Work instruction ::
Could you reproduce all of the entries below without a single change?

Dataset entries ::
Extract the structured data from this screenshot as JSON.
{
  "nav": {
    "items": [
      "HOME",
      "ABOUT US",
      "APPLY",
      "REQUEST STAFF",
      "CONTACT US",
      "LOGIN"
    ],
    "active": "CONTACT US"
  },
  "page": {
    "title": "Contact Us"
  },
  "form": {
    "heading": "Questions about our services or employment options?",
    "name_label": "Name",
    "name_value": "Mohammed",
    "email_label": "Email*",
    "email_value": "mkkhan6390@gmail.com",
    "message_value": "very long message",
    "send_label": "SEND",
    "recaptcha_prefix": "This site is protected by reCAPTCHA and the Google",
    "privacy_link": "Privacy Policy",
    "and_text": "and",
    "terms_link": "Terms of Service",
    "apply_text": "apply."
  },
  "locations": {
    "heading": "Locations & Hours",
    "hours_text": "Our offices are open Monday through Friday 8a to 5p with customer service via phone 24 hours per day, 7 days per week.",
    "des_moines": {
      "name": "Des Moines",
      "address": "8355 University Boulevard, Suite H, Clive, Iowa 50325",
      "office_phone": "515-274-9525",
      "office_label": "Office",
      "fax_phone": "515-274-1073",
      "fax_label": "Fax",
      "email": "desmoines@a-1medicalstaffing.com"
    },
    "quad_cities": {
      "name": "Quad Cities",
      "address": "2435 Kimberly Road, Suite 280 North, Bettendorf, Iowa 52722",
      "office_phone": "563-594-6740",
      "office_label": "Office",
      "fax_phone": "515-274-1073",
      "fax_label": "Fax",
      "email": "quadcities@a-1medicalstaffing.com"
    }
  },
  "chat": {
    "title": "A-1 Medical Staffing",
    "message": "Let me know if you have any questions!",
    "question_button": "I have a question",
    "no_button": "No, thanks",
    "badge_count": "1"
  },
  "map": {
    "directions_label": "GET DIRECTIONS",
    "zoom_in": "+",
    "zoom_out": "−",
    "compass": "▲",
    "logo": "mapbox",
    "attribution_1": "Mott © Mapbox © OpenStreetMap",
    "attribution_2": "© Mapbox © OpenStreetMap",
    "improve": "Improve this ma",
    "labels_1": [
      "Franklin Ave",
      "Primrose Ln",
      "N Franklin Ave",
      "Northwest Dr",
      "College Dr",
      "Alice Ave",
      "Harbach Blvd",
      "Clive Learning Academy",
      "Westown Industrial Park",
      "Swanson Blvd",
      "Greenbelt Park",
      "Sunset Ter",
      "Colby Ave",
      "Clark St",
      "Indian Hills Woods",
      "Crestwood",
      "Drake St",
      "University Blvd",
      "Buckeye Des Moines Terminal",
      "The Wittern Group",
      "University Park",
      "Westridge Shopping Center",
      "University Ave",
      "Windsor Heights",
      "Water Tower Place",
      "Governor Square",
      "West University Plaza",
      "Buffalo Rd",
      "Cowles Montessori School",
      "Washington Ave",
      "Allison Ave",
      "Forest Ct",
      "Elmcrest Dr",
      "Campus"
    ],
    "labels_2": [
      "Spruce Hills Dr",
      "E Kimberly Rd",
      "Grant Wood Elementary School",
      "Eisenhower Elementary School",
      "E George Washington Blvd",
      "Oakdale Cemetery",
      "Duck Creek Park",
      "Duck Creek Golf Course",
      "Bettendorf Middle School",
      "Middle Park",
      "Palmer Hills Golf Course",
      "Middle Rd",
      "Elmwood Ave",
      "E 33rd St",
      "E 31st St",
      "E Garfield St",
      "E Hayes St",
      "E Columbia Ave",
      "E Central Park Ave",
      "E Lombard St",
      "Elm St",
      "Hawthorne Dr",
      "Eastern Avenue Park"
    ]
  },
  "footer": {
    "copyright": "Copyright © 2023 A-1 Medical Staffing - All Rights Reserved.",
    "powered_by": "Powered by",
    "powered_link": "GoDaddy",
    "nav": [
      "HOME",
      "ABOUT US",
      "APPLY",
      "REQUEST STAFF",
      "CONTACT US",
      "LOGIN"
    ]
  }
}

Solution for this task ::
Extract the structured data from this screenshot as JSON.
{
  "nav": {
    "items": [
      "HOME",
      "ABOUT US",
      "APPLY",
      "REQUEST STAFF",
      "CONTACT US",
      "LOGIN"
    ],
    "active": "CONTACT US"
  },
  "page": {
    "title": "Contact Us"
  },
  "form": {
    "heading": "Questions about our services or employment options?",
    "name_label": "Name",
    "name_value": "Mohammed",
    "email_label": "Email*",
    "email_value": "mkkhan6390@gmail.com",
    "message_value": "very long message",
    "send_label": "SEND",
    "recaptcha_prefix": "This site is protected by reCAPTCHA and the Google",
    "privacy_link": "Privacy Policy",
    "and_text": "and",
    "terms_link": "Terms of Service",
    "apply_text": "apply."
  },
  "locations": {
    "heading": "Locations & Hours",
    "hours_text": "Our offices are open Monday through Friday 8a to 5p with customer service via phone 24 hours per day, 7 days per week.",
    "des_moines": {
      "name": "Des Moines",
      "address": "8355 University Boulevard, Suite H, Clive, Iowa 50325",
      "office_phone": "515-274-9525",
      "office_label": "Office",
      "fax_phone": "515-274-1073",
      "fax_label": "Fax",
      "email": "desmoines@a-1medicalstaffing.com"
    },
    "quad_cities": {
      "name": "Quad Cities",
      "address": "2435 Kimberly Road, Suite 280 North, Bettendorf, Iowa 52722",
      "office_phone": "563-594-6740",
      "office_label": "Office",
      "fax_phone": "515-274-1073",
      "fax_label": "Fax",
      "email": "quadcities@a-1medicalstaffing.com"
    }
  },
  "chat": {
    "title": "A-1 Medical Staffing",
    "message": "Let me know if you have any questions!",
    "question_button": "I have a question",
    "no_button": "No, thanks",
    "badge_count": "1"
  },
  "map": {
    "directions_label": "GET DIRECTIONS",
    "zoom_in": "+",
    "zoom_out": "−",
    "compass": "▲",
    "logo": "mapbox",
    "attribution_1": "Mott © Mapbox © OpenStreetMap",
    "attribution_2": "© Mapbox © OpenStreetMap",
    "improve": "Improve this ma",
    "labels_1": [
      "Franklin Ave",
      "Primrose Ln",
      "N Franklin Ave",
      "Northwest Dr",
      "College Dr",
      "Alice Ave",
      "Harbach Blvd",
      "Clive Learning Academy",
      "Westown Industrial Park",
      "Swanson Blvd",
      "Greenbelt Park",
      "Sunset Ter",
      "Colby Ave",
      "Clark St",
      "Indian Hills Woods",
      "Crestwood",
      "Drake St",
      "University Blvd",
      "Buckeye Des Moines Terminal",
      "The Wittern Group",
      "University Park",
      "Westridge Shopping Center",
      "University Ave",
      "Windsor Heights",
      "Water Tower Place",
      "Governor Square",
      "West University Plaza",
      "Buffalo Rd",
      "Cowles Montessori School",
      "Washington Ave",
      "Allison Ave",
      "Forest Ct",
      "Elmcrest Dr",
      "Campus"
    ],
    "labels_2": [
      "Spruce Hills Dr",
      "E Kimberly Rd",
      "Grant Wood Elementary School",
      "Eisenhower Elementary School",
      "E George Washington Blvd",
      "Oakdale Cemetery",
      "Duck Creek Park",
      "Duck Creek Golf Course",
      "Bettendorf Middle School",
      "Middle Park",
      "Palmer Hills Golf Course",
      "Middle Rd",
      "Elmwood Ave",
      "E 33rd St",
      "E 31st St",
      "E Garfield St",
      "E Hayes St",
      "E Columbia Ave",
      "E Central Park Ave",
      "E Lombard St",
      "Elm St",
      "Hawthorne Dr",
      "Eastern Avenue Park"
    ]
  },
  "footer": {
    "copyright": "Copyright © 2023 A-1 Medical Staffing - All Rights Reserved.",
    "powered_by": "Powered by",
    "powered_link": "GoDaddy",
    "nav": [
      "HOME",
      "ABOUT US",
      "APPLY",
      "REQUEST STAFF",
      "CONTACT US",
      "LOGIN"
    ]
  }
}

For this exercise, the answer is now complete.